The festival of Dhanteras is celebrated all over India in the months of October-November. It marks the commencement of five day Diwali celebrations. It takes place two days prior to Diwali, celebrated to honour an incarnation of Vishnu, Dhanvantari. Dhanteras or Dhanwantari Triodasi falls on the 13th day of the dark fortnight in the month of Kartik. The word 'Dhan' means "Wealth" and 'Teras' means "thirteenth". Lord Yama is revered on this day to provide affluence and happiness. Also known as Yamadeep, silver articles are bought for the house and iron, copper and brass utensils are purchased for the kitchen. Decorated idols or photos of Lord Ganesha and Goddess Lakshmi are bought on this day and worshipped on Deepawali. There are few legends associated with this festival of Dhanteras which are as follows.

Legends And Stories of Dhanteras

The Legend Of Lord Vishnu
When gods and demons performed Samudra Manthan, they churned the sea for Amrita (elixir of life). It was then that Dhanvantari, an incarnation of Vishnu, emerged out holding the pot of nectar. Both the demons and the gods wished to be fed with ambrosia, but Vishnu's incarnation somehow managed to relish the gods with that heavenly nectar and the demons were defeated. This nectar resulted in deathlessness or immortality of the devtas, and the reason for the emergence of goddess of wealth, Goddess Lakshmi.

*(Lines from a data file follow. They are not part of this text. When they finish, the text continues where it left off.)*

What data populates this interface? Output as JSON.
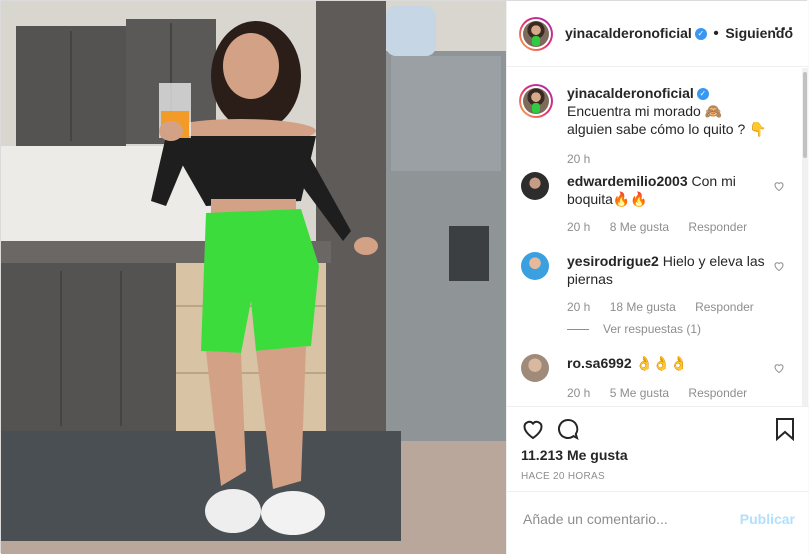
{
  "post": {
    "author": "yinacalderonoficial",
    "verified_icon": "verified-badge-icon",
    "dot": "•",
    "follow_status": "Siguiendo",
    "more_label": "···"
  },
  "caption": {
    "author": "yinacalderonoficial",
    "text": "Encuentra mi morado 🙈 alguien sabe cómo lo quito ? 👇",
    "time": "20 h"
  },
  "comments": [
    {
      "user": "edwardemilio2003",
      "text": "Con mi boquita🔥🔥",
      "time": "20 h",
      "likes": "8 Me gusta",
      "reply": "Responder"
    },
    {
      "user": "yesirodrigue2",
      "text": "Hielo y eleva las piernas",
      "time": "20 h",
      "likes": "18 Me gusta",
      "reply": "Responder",
      "view_replies": "Ver respuestas (1)"
    },
    {
      "user": "ro.sa6992",
      "text": "👌👌👌",
      "time": "20 h",
      "likes": "5 Me gusta",
      "reply": "Responder"
    }
  ],
  "actions": {
    "like_count": "11.213 Me gusta",
    "posted_ago": "HACE 20 HORAS"
  },
  "composer": {
    "placeholder": "Añade un comentario...",
    "publish": "Publicar"
  },
  "colors": {
    "accent_blue": "#3897f0",
    "publish_disabled": "#b2dffc",
    "shorts_green": "#3ddc3d"
  }
}
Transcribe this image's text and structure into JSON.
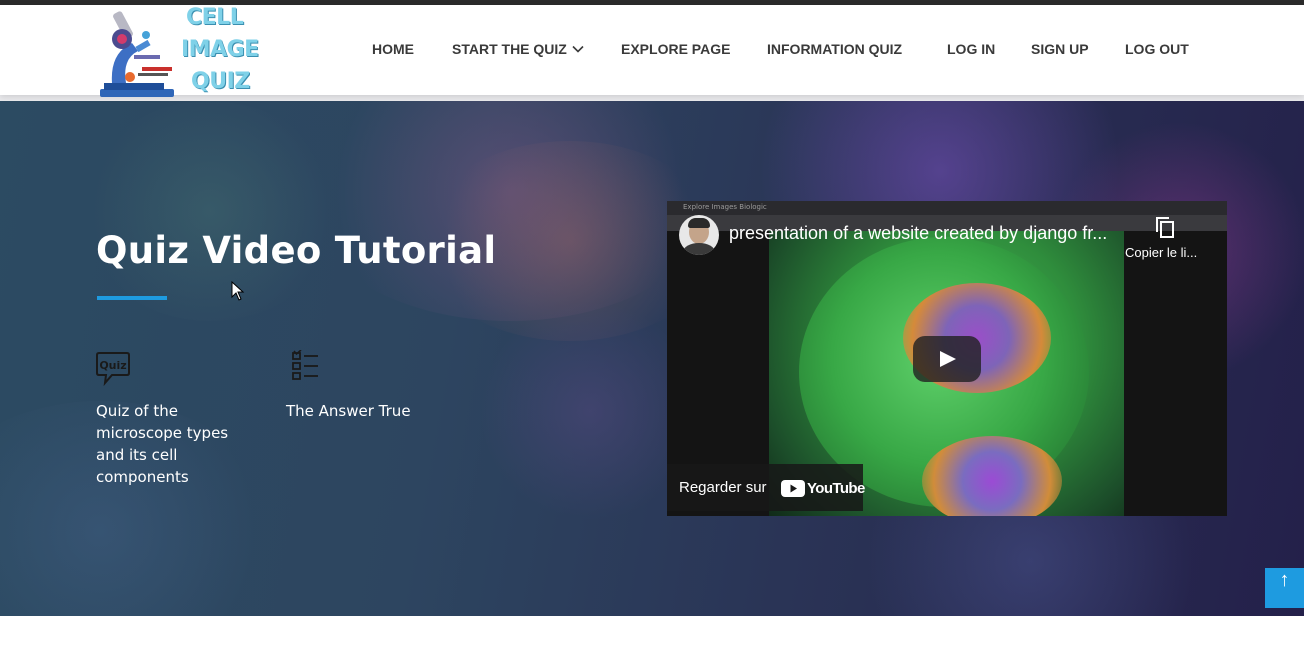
{
  "brand": {
    "logo_lines": [
      "CELL",
      "IMAGE",
      "QUIZ"
    ]
  },
  "nav": {
    "items": [
      {
        "label": "HOME"
      },
      {
        "label": "START THE QUIZ",
        "has_dropdown": true
      },
      {
        "label": "EXPLORE PAGE"
      },
      {
        "label": "INFORMATION QUIZ"
      },
      {
        "label": "LOG IN"
      },
      {
        "label": "SIGN UP"
      },
      {
        "label": "LOG OUT"
      }
    ]
  },
  "hero": {
    "title": "Quiz Video Tutorial",
    "features": [
      {
        "icon": "quiz-bubble-icon",
        "icon_text": "Quiz",
        "text": "Quiz of the microscope types and its cell components"
      },
      {
        "icon": "checklist-icon",
        "text": "The Answer True"
      }
    ]
  },
  "video": {
    "title": "presentation of a website created by django fr...",
    "copy_link_label": "Copier le li...",
    "watch_on_label": "Regarder sur",
    "platform": "YouTube",
    "browser_tab_text": "Explore Images Biologic"
  },
  "scroll_top": {
    "icon": "arrow-up-icon",
    "glyph": "↑"
  },
  "colors": {
    "accent": "#1e9be0",
    "nav_text": "#3a3a3a",
    "hero_bg_start": "#2c4b62",
    "hero_bg_end": "#24204a",
    "logo_text": "#7fd1e8",
    "youtube_red": "#ff0000"
  }
}
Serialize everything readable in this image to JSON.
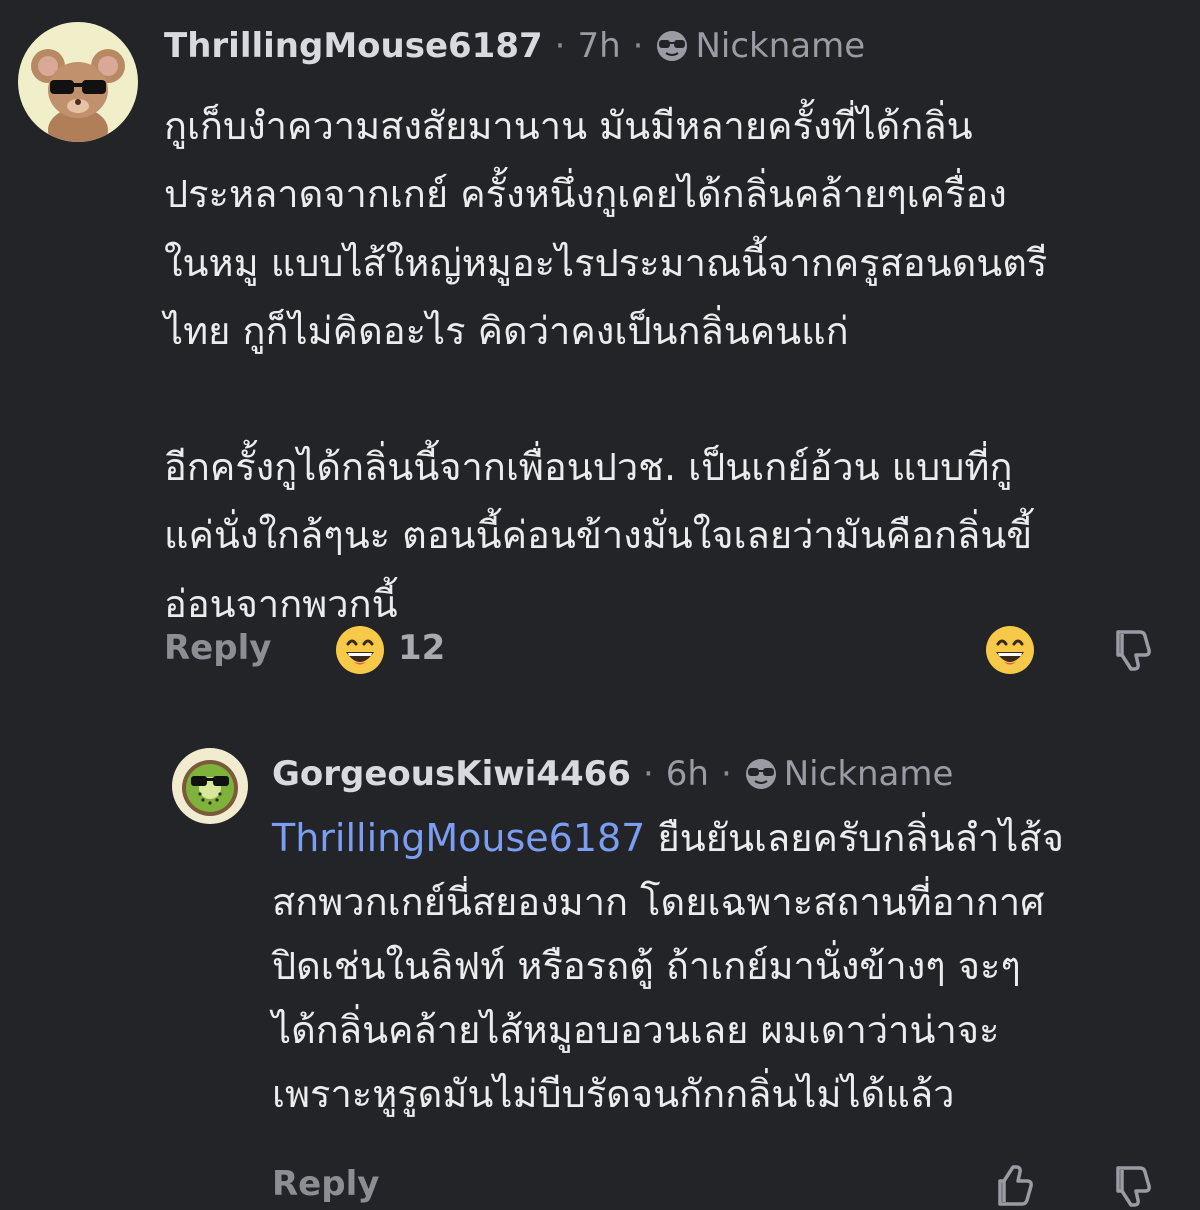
{
  "comments": [
    {
      "username": "ThrillingMouse6187",
      "time": "7h",
      "flair": "Nickname",
      "paragraphs": [
        [
          "กูเก็บงำความสงสัยมานาน มันมีหลายครั้งที่ได้กลิ่น",
          "ประหลาดจากเกย์ ครั้งหนึ่งกูเคยได้กลิ่นคล้ายๆเครื่อง",
          "ในหมู แบบไส้ใหญ่หมูอะไรประมาณนี้จากครูสอนดนตรี",
          "ไทย กูก็ไม่คิดอะไร คิดว่าคงเป็นกลิ่นคนแก่"
        ],
        [
          "อีกครั้งกูได้กลิ่นนี้จากเพื่อนปวช. เป็นเกย์อ้วน แบบที่กู",
          "แค่นั่งใกล้ๆนะ ตอนนี้ค่อนข้างมั่นใจเลยว่ามันคือกลิ่นขี้",
          "อ่อนจากพวกนี้"
        ]
      ],
      "reply_label": "Reply",
      "reaction_count": "12",
      "avatar": "mouse-with-sunglasses"
    },
    {
      "username": "GorgeousKiwi4466",
      "time": "6h",
      "flair": "Nickname",
      "mention": "ThrillingMouse6187",
      "first_line_rest": " ยืนยันเลยครับกลิ่นลำไส้จ",
      "lines": [
        "สกพวกเกย์นี่สยองมาก โดยเฉพาะสถานที่อากาศ",
        "ปิดเช่นในลิฟท์ หรือรถตู้ ถ้าเกย์มานั่งข้างๆ จะๆ",
        "ได้กลิ่นคล้ายไส้หมูอบอวนเลย ผมเดาว่าน่าจะ",
        "เพราะหูรูดมันไม่บีบรัดจนกักกลิ่นไม่ได้แล้ว"
      ],
      "reply_label": "Reply",
      "avatar": "kiwi-with-sunglasses"
    }
  ],
  "colors": {
    "background": "#232428",
    "text": "#ececee",
    "muted": "#9a9ca3",
    "mention": "#7b9df2",
    "emoji": "#f7c948"
  },
  "icons": [
    "sunglasses-emoji-icon",
    "grinning-emoji-icon",
    "thumbs-down-icon",
    "thumbs-up-icon"
  ]
}
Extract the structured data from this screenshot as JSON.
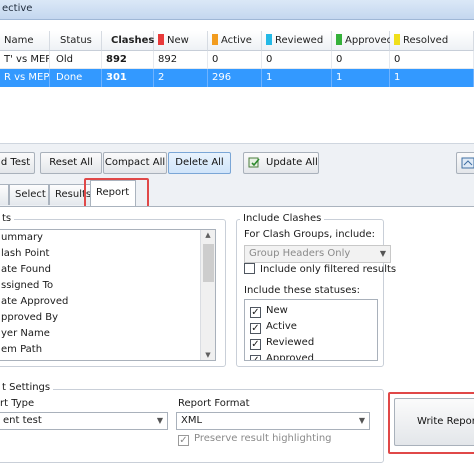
{
  "window": {
    "title": "ective"
  },
  "grid": {
    "columns": [
      {
        "label": "Name",
        "swatch": null,
        "bold": false
      },
      {
        "label": "Status",
        "swatch": null,
        "bold": false
      },
      {
        "label": "Clashes",
        "swatch": null,
        "bold": true
      },
      {
        "label": "New",
        "swatch": "#e83a3a",
        "bold": false
      },
      {
        "label": "Active",
        "swatch": "#f29c1f",
        "bold": false
      },
      {
        "label": "Reviewed",
        "swatch": "#25b9e6",
        "bold": false
      },
      {
        "label": "Approved",
        "swatch": "#35b13a",
        "bold": false
      },
      {
        "label": "Resolved",
        "swatch": "#f0df1a",
        "bold": false
      }
    ],
    "rows": [
      [
        "T' vs MEP",
        "Old",
        "892",
        "892",
        "0",
        "0",
        "0",
        "0"
      ],
      [
        "R vs MEP",
        "Done",
        "301",
        "2",
        "296",
        "1",
        "1",
        "1"
      ]
    ]
  },
  "toolbar": {
    "test_label": "d Test",
    "reset_all": "Reset All",
    "compact_all": "Compact All",
    "delete_all": "Delete All",
    "update_all": "Update All"
  },
  "tabs": [
    "Select",
    "Results",
    "Report"
  ],
  "contents": {
    "label": "ts",
    "items": [
      "ummary",
      "lash Point",
      "ate Found",
      "ssigned To",
      "ate Approved",
      "pproved By",
      "yer Name",
      "em Path"
    ]
  },
  "include_clashes": {
    "label": "Include Clashes",
    "groups_label": "For Clash Groups, include:",
    "groups_value": "Group Headers Only",
    "filtered_label": "Include only filtered results",
    "statuses_label": "Include these statuses:",
    "statuses": [
      {
        "label": "New",
        "checked": true
      },
      {
        "label": "Active",
        "checked": true
      },
      {
        "label": "Reviewed",
        "checked": true
      },
      {
        "label": "Approved",
        "checked": true
      }
    ]
  },
  "output_settings": {
    "label": "t Settings",
    "report_type_label": "rt Type",
    "report_type_value": "ent test",
    "report_format_label": "Report Format",
    "report_format_value": "XML",
    "preserve_label": "Preserve result highlighting",
    "write_report": "Write Report"
  }
}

The Legend Of Young Prince And The Snake
Another legend has it that, on this day, 16 year old son of King Hima was destined to die as per his horoscope, after being bitten by snake on the fourth day of his marriage. On that day, in order to save him, his wife didn't let him sleep. She kept on singing songs to him, told him numerous stories. She made a big stack of all her jewels, gold and silver ornaments, at the entrance of their room. Also, she lit a number of lamps and diyas all over the place. When Lord Yama, also known as the Lord of Death, came in the guise of a snake, he became sightless due to the sparkle of the gold ornaments and couldn't enter the prince's room. The serpent thus, unable to cross the heap of ornaments, sat there overnight listening to beautiful songs. With the first light of the day, the snake went away quietly, forgetting its purpose of killing the prince. The young wife of the prince in this way saved his life from the jaws of death. Since then, this auspicious day of Dhanteras came to be known as the day of 'Yamadeepdaan'. On the eve of this festival, the lamps are kept lit throughout night symbolizing respect for Lord Yama.